Obama's association with Wright was first raised in the 2008 campaign. A YouTube video of a Wright sermon suggesting that the September 11, 2001 attacks were God's judgment went viral.
"Not God bless America, God damn America," Wright said.
John McCain, the Republican presidential nominee in 2008, decided not to make Wright an issue in that campaign.
Romney denounced the super PAC plan at a campaign stop in Florida Thursday.
"I want to make it very clear: I repudiate that effort," Romney said. "I think it's the wrong course for a PAC or a campaign. I hope that our campaigns can be respectively about the future and about issues and about vision for America."
Axelrod denounced Romney for not being strong enough in his repudiation.
"We wish that Governor Romney would stand up as strongly and as resolutely, consistently to refute these kinds of things on his side. Instead, he has amplified them in the past and he has put logs on that fire, and that's not leadership," Axelrod said.
After Crowley noted that Romney had repudiated the super PAC proposal, Axelrod argued he only did so, "tepidly and reluctantly."

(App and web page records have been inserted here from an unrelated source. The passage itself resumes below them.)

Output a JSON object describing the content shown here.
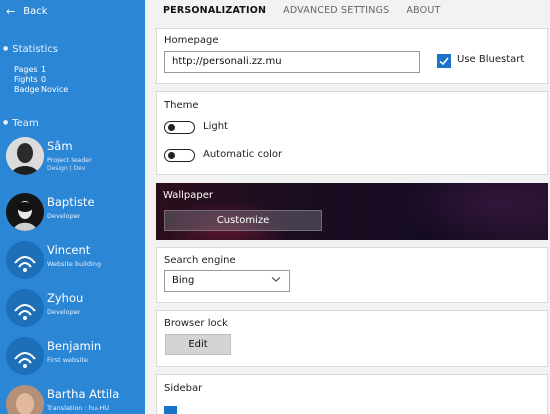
{
  "sidebar": {
    "back_label": "Back",
    "statistics_title": "Statistics",
    "stats": [
      {
        "label": "Pages",
        "value": "1"
      },
      {
        "label": "Fights",
        "value": "0"
      },
      {
        "label": "Badge",
        "value": "Novice"
      }
    ],
    "team_title": "Team",
    "members": [
      {
        "name": "Sâm",
        "role": "Project leader",
        "tags": "Design | Dev"
      },
      {
        "name": "Baptiste",
        "role": "Developer",
        "tags": ""
      },
      {
        "name": "Vincent",
        "role": "Website building",
        "tags": ""
      },
      {
        "name": "Zyhou",
        "role": "Developer",
        "tags": ""
      },
      {
        "name": "Benjamin",
        "role": "First website",
        "tags": ""
      },
      {
        "name": "Bartha Attila",
        "role": "Translation : hu-HU",
        "tags": ""
      }
    ]
  },
  "tabs": [
    {
      "label": "PERSONALIZATION",
      "active": true
    },
    {
      "label": "ADVANCED SETTINGS",
      "active": false
    },
    {
      "label": "ABOUT",
      "active": false
    }
  ],
  "homepage": {
    "title": "Homepage",
    "url_value": "http://personali.zz.mu",
    "checkbox_label": "Use Bluestart",
    "checked": true
  },
  "theme": {
    "title": "Theme",
    "light_label": "Light",
    "auto_color_label": "Automatic color"
  },
  "wallpaper": {
    "title": "Wallpaper",
    "customize_label": "Customize"
  },
  "search_engine": {
    "title": "Search engine",
    "selected": "Bing"
  },
  "browser_lock": {
    "title": "Browser lock",
    "edit_label": "Edit"
  },
  "sidebar_card": {
    "title": "Sidebar"
  },
  "colors": {
    "sidebar_bg": "#2c86d6",
    "accent": "#1a73c9"
  }
}
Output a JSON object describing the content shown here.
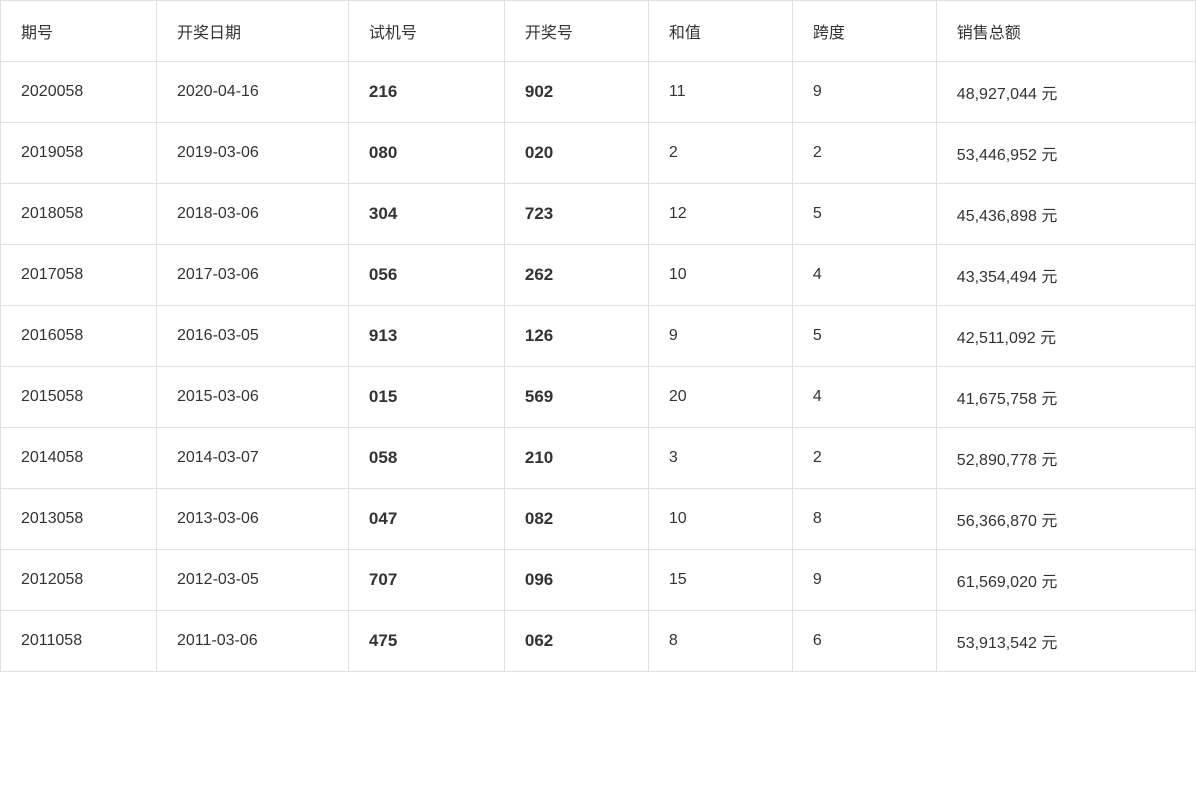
{
  "table": {
    "headers": [
      "期号",
      "开奖日期",
      "试机号",
      "开奖号",
      "和值",
      "跨度",
      "销售总额"
    ],
    "rows": [
      {
        "qihao": "2020058",
        "date": "2020-04-16",
        "shiji": "216",
        "kaijang": "902",
        "hezhi": "11",
        "kuadu": "9",
        "xiaoshou": "48,927,044 元"
      },
      {
        "qihao": "2019058",
        "date": "2019-03-06",
        "shiji": "080",
        "kaijang": "020",
        "hezhi": "2",
        "kuadu": "2",
        "xiaoshou": "53,446,952 元"
      },
      {
        "qihao": "2018058",
        "date": "2018-03-06",
        "shiji": "304",
        "kaijang": "723",
        "hezhi": "12",
        "kuadu": "5",
        "xiaoshou": "45,436,898 元"
      },
      {
        "qihao": "2017058",
        "date": "2017-03-06",
        "shiji": "056",
        "kaijang": "262",
        "hezhi": "10",
        "kuadu": "4",
        "xiaoshou": "43,354,494 元"
      },
      {
        "qihao": "2016058",
        "date": "2016-03-05",
        "shiji": "913",
        "kaijang": "126",
        "hezhi": "9",
        "kuadu": "5",
        "xiaoshou": "42,511,092 元"
      },
      {
        "qihao": "2015058",
        "date": "2015-03-06",
        "shiji": "015",
        "kaijang": "569",
        "hezhi": "20",
        "kuadu": "4",
        "xiaoshou": "41,675,758 元"
      },
      {
        "qihao": "2014058",
        "date": "2014-03-07",
        "shiji": "058",
        "kaijang": "210",
        "hezhi": "3",
        "kuadu": "2",
        "xiaoshou": "52,890,778 元"
      },
      {
        "qihao": "2013058",
        "date": "2013-03-06",
        "shiji": "047",
        "kaijang": "082",
        "hezhi": "10",
        "kuadu": "8",
        "xiaoshou": "56,366,870 元"
      },
      {
        "qihao": "2012058",
        "date": "2012-03-05",
        "shiji": "707",
        "kaijang": "096",
        "hezhi": "15",
        "kuadu": "9",
        "xiaoshou": "61,569,020 元"
      },
      {
        "qihao": "2011058",
        "date": "2011-03-06",
        "shiji": "475",
        "kaijang": "062",
        "hezhi": "8",
        "kuadu": "6",
        "xiaoshou": "53,913,542 元"
      }
    ]
  }
}
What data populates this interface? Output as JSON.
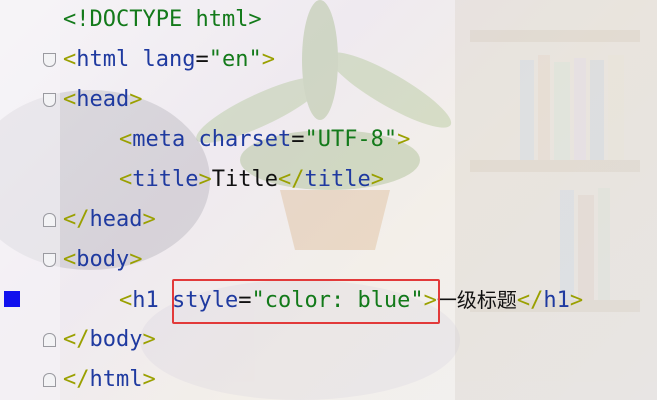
{
  "editor": {
    "lines": {
      "l1": {
        "text": "<!DOCTYPE html>"
      },
      "l2": {
        "open": "<",
        "tag": "html",
        "attr": "lang",
        "eq": "=",
        "val": "\"en\"",
        "close": ">"
      },
      "l3": {
        "open": "<",
        "tag": "head",
        "close": ">"
      },
      "l4": {
        "open": "<",
        "tag": "meta",
        "attr": "charset",
        "eq": "=",
        "val": "\"UTF-8\"",
        "close": ">"
      },
      "l5": {
        "open": "<",
        "tag": "title",
        "close": ">",
        "text": "Title",
        "endopen": "</",
        "endtag": "title",
        "endclose": ">"
      },
      "l6": {
        "open": "</",
        "tag": "head",
        "close": ">"
      },
      "l7": {
        "open": "<",
        "tag": "body",
        "close": ">"
      },
      "l8": {
        "open": "<",
        "tag": "h1",
        "attr": "style",
        "eq": "=",
        "val": "\"color: blue\"",
        "close": ">",
        "text": "一级标题",
        "endopen": "</",
        "endtag": "h1",
        "endclose": ">"
      },
      "l9": {
        "open": "</",
        "tag": "body",
        "close": ">"
      },
      "l10": {
        "open": "</",
        "tag": "html",
        "close": ">"
      }
    },
    "highlight_color": "#e23a3a",
    "breakpoint_color": "#1010ee"
  }
}
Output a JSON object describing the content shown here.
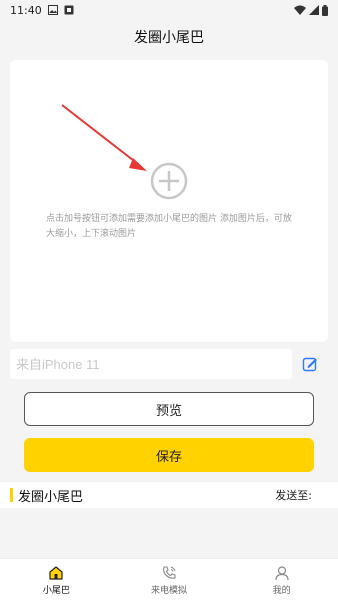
{
  "status_bar": {
    "time": "11:40",
    "icons": [
      "image-icon",
      "notification-icon",
      "wifi-icon",
      "signal-icon",
      "battery-icon"
    ]
  },
  "header": {
    "title": "发圈小尾巴"
  },
  "upload": {
    "hint": "点击加号按钮可添加需要添加小尾巴的图片 添加图片后，可放大缩小，上下滚动图片",
    "icon": "add-circle-icon",
    "annotation_color": "#e53935"
  },
  "source": {
    "placeholder": "来自iPhone 11",
    "value": ""
  },
  "actions": {
    "preview_label": "预览",
    "save_label": "保存"
  },
  "tail": {
    "name": "发圈小尾巴",
    "send_to_label": "发送至:"
  },
  "tab_bar": {
    "items": [
      {
        "label": "小尾巴",
        "icon": "home-icon",
        "active": true
      },
      {
        "label": "来电模拟",
        "icon": "phone-call-icon",
        "active": false
      },
      {
        "label": "我的",
        "icon": "user-icon",
        "active": false
      }
    ]
  },
  "colors": {
    "accent": "#ffd200",
    "edit_icon": "#2e7bf6",
    "background": "#f4f4f4"
  }
}
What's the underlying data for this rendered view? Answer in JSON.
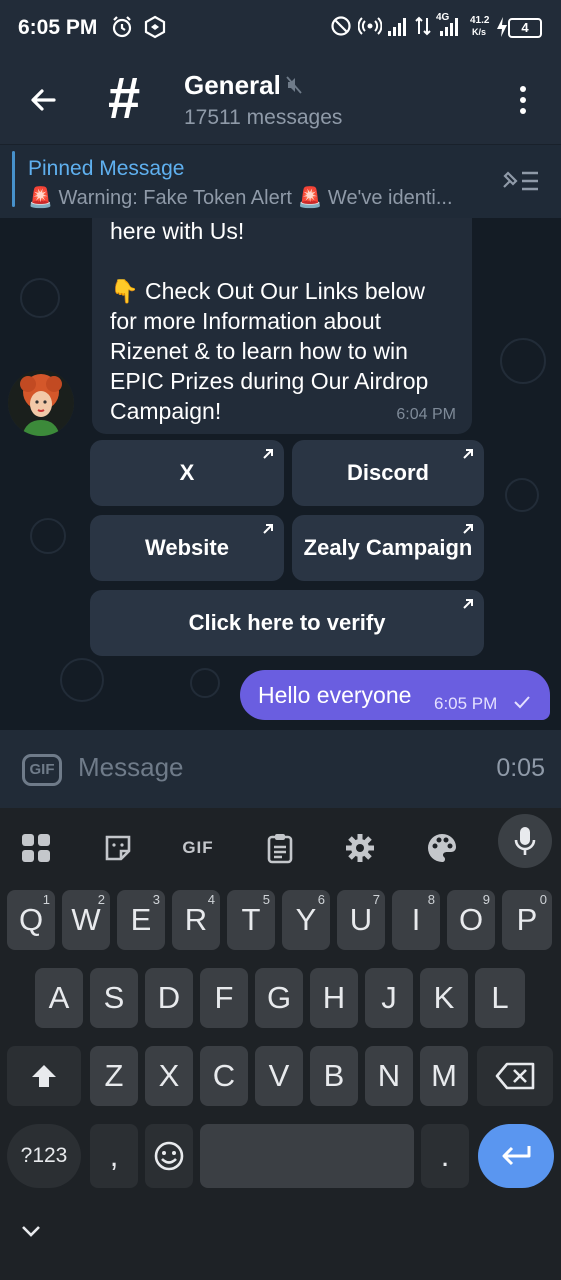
{
  "status_bar": {
    "time": "6:05 PM",
    "net_speed_value": "41.2",
    "net_speed_unit": "K/s",
    "net_type": "4G",
    "battery": "4"
  },
  "header": {
    "channel_icon": "#",
    "title": "General",
    "subtitle": "17511 messages"
  },
  "pinned": {
    "title": "Pinned Message",
    "text": "🚨 Warning: Fake Token Alert 🚨  We've identi..."
  },
  "message": {
    "lines": [
      "here with Us!",
      "",
      "👇 Check Out Our Links below",
      "for more Information about",
      "Rizenet & to learn how to win",
      "EPIC Prizes during Our Airdrop",
      "Campaign!"
    ],
    "time": "6:04 PM"
  },
  "inline_buttons": {
    "x": "X",
    "discord": "Discord",
    "website": "Website",
    "zealy": "Zealy Campaign",
    "verify": "Click here to verify"
  },
  "outgoing": {
    "text": "Hello everyone",
    "time": "6:05 PM"
  },
  "input": {
    "gif_label": "GIF",
    "placeholder": "Message",
    "record_time": "0:05"
  },
  "keyboard": {
    "toolbar_gif": "GIF",
    "row1": [
      {
        "k": "Q",
        "n": "1"
      },
      {
        "k": "W",
        "n": "2"
      },
      {
        "k": "E",
        "n": "3"
      },
      {
        "k": "R",
        "n": "4"
      },
      {
        "k": "T",
        "n": "5"
      },
      {
        "k": "Y",
        "n": "6"
      },
      {
        "k": "U",
        "n": "7"
      },
      {
        "k": "I",
        "n": "8"
      },
      {
        "k": "O",
        "n": "9"
      },
      {
        "k": "P",
        "n": "0"
      }
    ],
    "row2": [
      "A",
      "S",
      "D",
      "F",
      "G",
      "H",
      "J",
      "K",
      "L"
    ],
    "row3": [
      "Z",
      "X",
      "C",
      "V",
      "B",
      "N",
      "M"
    ],
    "symbols": "?123",
    "comma": ",",
    "period": "."
  }
}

"In February he actually raised the issue and said he thought it was fair game. The problem is, you have to be consistent in your position and you have to be genuine and firm in your position. You can't be grudging in your position or you send the wrong signals and I think he sent the wrong signal," Axelrod added.
Axelrod was referring to a radio interview with Sean Hannity in February in which Romney said, "I think again that the president takes his philosophical leanings in this regard, not from those who are ardent believers in various faiths but instead from those who would like America to be more secular. And, I'm not sure which is worse, him listening to Rev. Wright or him saying that we must be a less Christian nation."
Reince Priebus, chair of the Republican National Committee, was interviewed after Axelrod. He defended Romney and criticized the media for spending too much time reporting on the super PAC.
"The reality is, though, that Mitt Romney repudiated this particular issue, and what's amazing about it, to me, like you pointed out, a day and a half spent, and that the media, and that The New York Times would pick up on a proposal to perhaps do something in regard to a particular subject, I mean this thing is so strung out, and to take a day and a half talking about this," Priebus said.